But Jesus also talks about what his death will achieve. Not just another squalid political killing, then, which the perpetrators hope will change nothing, but a manifestation of God’s glory and God’s reconciliation, which will change everything. Instead of the crucifixion representing a judgement on him, Jesus declares that his cross brings the world to judgement, and the ruler of this world. And rather than presenting an oppressive, repulsive, dispiriting spectacle, the cross will instead prove attractive, so that everyone can come home to God because Jesus has been lifted up. This is the sort of death it is: not alienating and paralysing, but reconciling and life-giving.

This is possible because of who Jesus is. We’re reminded in today’s Gospel that he’s God’s beloved Son, and hence it’s God in person who submits to the iron law of human business as usual, to the apparently inevitable way of things that we can’t seem to get over or get past.

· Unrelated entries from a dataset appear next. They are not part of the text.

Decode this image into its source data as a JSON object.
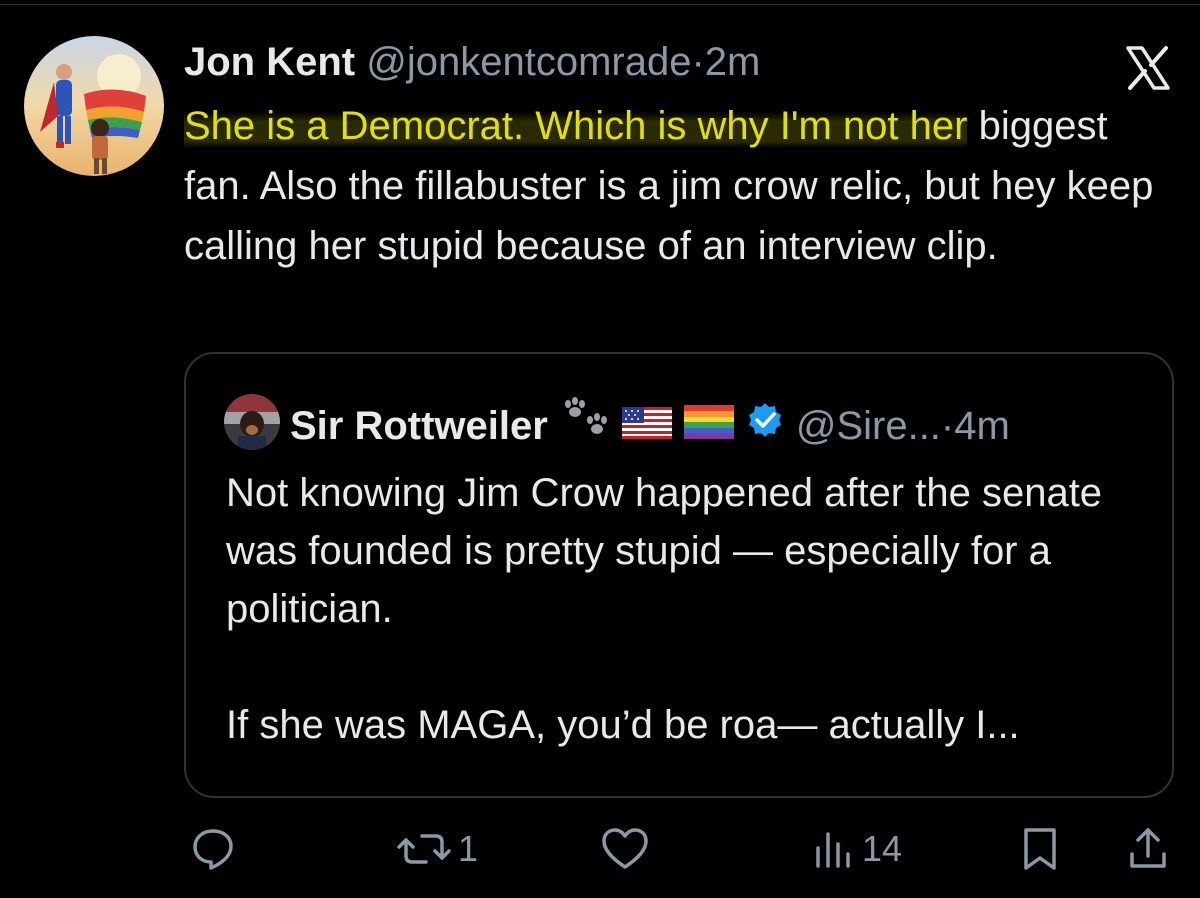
{
  "tweet": {
    "author_name": "Jon Kent",
    "author_handle": "@jonkentcomrade",
    "separator": "·",
    "time": "2m",
    "text_highlighted": "She is a Democrat. Which is why I'm not her",
    "text_rest": " biggest fan. Also the fillabuster is a jim crow relic, but hey keep calling her stupid because of an interview clip.",
    "highlight_color": "#e2e00a"
  },
  "quoted_tweet": {
    "author_name": "Sir Rottweiler",
    "author_handle": "@Sire...",
    "separator": "·",
    "time": "4m",
    "verified": true,
    "verified_color": "#1d9bf0",
    "emojis": [
      "paw-prints-icon",
      "us-flag-icon",
      "rainbow-flag-icon"
    ],
    "paragraph_1": "Not knowing Jim Crow happened after the senate was founded is pretty stupid — especially for a politician.",
    "paragraph_2": "If she was MAGA, you’d be roa— actually I..."
  },
  "actions": {
    "reply_count": "",
    "retweet_count": "1",
    "like_count": "",
    "views_count": "14"
  },
  "icons": {
    "platform": "x-logo-icon",
    "reply": "speech-bubble-icon",
    "retweet": "retweet-icon",
    "like": "heart-icon",
    "views": "bar-chart-icon",
    "bookmark": "bookmark-icon",
    "share": "share-icon"
  },
  "colors": {
    "background": "#000000",
    "text_primary": "#e7e9ea",
    "text_secondary": "#8b98a5",
    "border": "#2f3336"
  }
}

But the root belief of Christians is that Jesus’ death somehow shifts reality on its axis, as God in Christ takes all of humanity’s anger and bitter resentment and fear of the other onto himself and becomes the hated other, yet without giving in to to evil and payback himself. Jesus’ arms opened wide in love constitute judgement enough, and as even the worst of us see that invitation, hard hearts can be broken, and cynical imaginations can be set free. God isn’t harsh and disapproving so we live in fear of the other and what we might lose, but God is reconciling and welcoming, so we can leave our fear behind and step forward in response to Jesus’ invitation.

Friends, there was no other way for us back to God apart from God offering this act of reassurance in person: that the very worst we could do would not be enough to stop God loving and yearning for us. And in that assurance of forgiveness and welcome, we start to change. We become people who can break free of the herd mind and start to live differently, to welcome unreservedly, to forgive willingly, to learn the habits of fearlessness that will judge and liberate a fearful world. Friends, God’s judgement is evident in this patient, forbearing fellowship of the cross, which bears God’s power to confront, and judge, to lift up and to forgive. The cross reveals that God’s judgement of the world is nothing other than God’s self-giving, reconciling love, and this truth liberates us.

That way we become the people that Jeremiah tells us about today, who’ve so internalised God’s loving purposes, God’s law, that the covenant now lies within us, and God shines out of our faces. That way we become the creature of delight who we meet in today’s psalm, confident in God’s love and a life dedicated to God’s purposes. That way we become the ones that our Hebrews reading hopes we’ll become, sustained by the solid food of this serious Christian teaching: people “whose faculties have been trained by practice to distinguish good from evil”—that is, people who’ve learned to know God’s mind from the inside.

The reference to the Old Testament priest Melchizidek as a figure for Jesus in Hebrews today recalls a character who belonged to no specific tribe or dynasty, and was of no particular pedigree, hence he had nothing to protect and nothing to boast about. So here again we have an image of Christ pointing beyond all our narrow, comfortable self-definitions, so we can come to love as broadly, as inclusively, as outrageously as he does.

Remember those divine-human arms stretched out in the agony, ignominy and failure of the cross, and remember that this is what God’s glory looks like, God’s self-giving love—so that the spell of evil can be broken, so that we humans can begin to imagine and live and love differently.

Jesus’ teaching about his cross in today’s Gospel gives us the big picture, of how far God goes to change the world of human possibilities from the inside, and at what cost. The good news—and the bad news—is that we Christians are being called to mature faith, and today’s readings show what that maturity looks like. In our world of stubborn exclusions, stopped ears and hard hearts, our journey with Jesus to Easter is taking us along a road decidedly less travelled.

The Lord be with you …


St Philip's Anglican Church, corner Moorhouse and Macpherson Streets, O'Connor, ACT 2602
HTML5